__Task instructions__: Copy every line of the records below where the word "环境监测设备" occurs.

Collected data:

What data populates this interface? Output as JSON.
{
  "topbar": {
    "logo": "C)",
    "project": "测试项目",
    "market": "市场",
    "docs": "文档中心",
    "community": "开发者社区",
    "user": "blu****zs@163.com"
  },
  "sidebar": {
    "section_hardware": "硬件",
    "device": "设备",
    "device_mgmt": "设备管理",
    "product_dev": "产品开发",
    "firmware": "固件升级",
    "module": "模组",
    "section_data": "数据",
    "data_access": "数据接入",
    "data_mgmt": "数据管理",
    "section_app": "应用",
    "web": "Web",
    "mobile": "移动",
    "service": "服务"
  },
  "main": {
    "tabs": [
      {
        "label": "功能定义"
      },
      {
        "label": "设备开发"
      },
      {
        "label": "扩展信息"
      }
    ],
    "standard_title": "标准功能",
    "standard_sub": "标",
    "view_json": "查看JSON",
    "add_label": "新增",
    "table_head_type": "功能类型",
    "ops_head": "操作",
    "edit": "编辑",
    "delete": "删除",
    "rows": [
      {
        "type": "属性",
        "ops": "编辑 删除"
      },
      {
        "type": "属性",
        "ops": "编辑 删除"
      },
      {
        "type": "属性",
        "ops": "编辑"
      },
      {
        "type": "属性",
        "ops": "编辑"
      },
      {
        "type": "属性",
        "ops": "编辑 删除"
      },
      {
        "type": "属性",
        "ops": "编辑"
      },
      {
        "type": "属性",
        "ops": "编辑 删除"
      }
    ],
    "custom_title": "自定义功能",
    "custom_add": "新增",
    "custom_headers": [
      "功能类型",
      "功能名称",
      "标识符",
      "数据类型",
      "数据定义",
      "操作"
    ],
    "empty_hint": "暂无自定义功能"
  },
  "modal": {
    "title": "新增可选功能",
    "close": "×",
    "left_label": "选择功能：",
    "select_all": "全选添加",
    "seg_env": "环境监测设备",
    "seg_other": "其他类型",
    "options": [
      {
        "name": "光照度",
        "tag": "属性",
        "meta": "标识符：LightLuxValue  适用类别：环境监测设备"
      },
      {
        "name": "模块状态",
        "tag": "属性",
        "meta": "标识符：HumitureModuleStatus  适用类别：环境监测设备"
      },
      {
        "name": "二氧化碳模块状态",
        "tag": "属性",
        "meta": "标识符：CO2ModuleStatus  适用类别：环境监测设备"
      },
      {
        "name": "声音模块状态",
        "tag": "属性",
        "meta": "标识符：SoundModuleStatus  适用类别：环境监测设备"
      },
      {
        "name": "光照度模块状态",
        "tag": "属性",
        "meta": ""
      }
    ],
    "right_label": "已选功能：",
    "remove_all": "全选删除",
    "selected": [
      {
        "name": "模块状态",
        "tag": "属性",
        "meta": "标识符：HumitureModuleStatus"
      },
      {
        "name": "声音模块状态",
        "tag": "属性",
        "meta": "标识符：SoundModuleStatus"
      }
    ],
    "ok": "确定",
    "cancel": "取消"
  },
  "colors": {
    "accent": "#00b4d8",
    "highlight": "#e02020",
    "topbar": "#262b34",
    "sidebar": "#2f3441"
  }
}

__Response to this task__:
    "seg_env": "环境监测设备",
        "meta": "标识符：LightLuxValue  适用类别：环境监测设备"
        "meta": "标识符：HumitureModuleStatus  适用类别：环境监测设备"
        "meta": "标识符：CO2ModuleStatus  适用类别：环境监测设备"
        "meta": "标识符：SoundModuleStatus  适用类别：环境监测设备"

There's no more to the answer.